Managing the Cold-War Legacy in Europe

Daniel and Nancy Okimoto Conference Room

A dozen years have passed since the end of the Cold War, but the legacy remains in both Western and Eastern Europe. This workshop aims to bring together scholars and experts from a variety of disciplines and backgrounds to discuss the ways in which the detrimental effects on social, political and economic structures of the legacy can be alleviated.

The workshop will develop two aspects of this issue: the external security structure represented by NATO and the emerging EU security policy; and the internal security structure including threats to civil society and problems of political and economic transition. Four papers would be delivered in each of two sessions. Participation would be balanced between US and European contributors.

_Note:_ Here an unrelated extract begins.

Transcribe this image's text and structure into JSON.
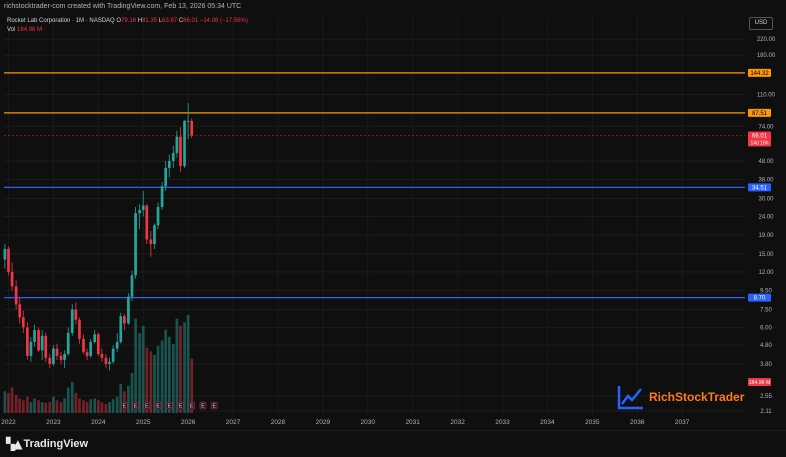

Session One: The Legacy of the Cold War on Europe's External Security Structure

Paper 1:

NATO, Organization for Security and Cooperation in Europe (OSCE), and Common Foreign- and Security Policy of the European Union: Cooperation or Competition?

Paper 2:

The Transatlantic Imbalance: Why does the US still carry the burden of Europe's defense?

Paper 3:

NATO Expansion and the Russian Reaction

Paper 4:

The EU's CFSP and the Role of the Rapid Reaction Force

Session Two: The Legacy of the Cold War on Europe's Internal Security and Stability

Paper 5:

Nuclear Safety and the Problem of Nuclear and Other Radioactive Material

Paper 6:

Immigration and Asylum Issues in the Light of EU Enlargement

Paper 7:

Economic Stability and the Incorporation of the Transition Economies

Paper 8:

The Political Legacy of the Cold War and the Development of Democratic Institutions in Central and Eastern Europe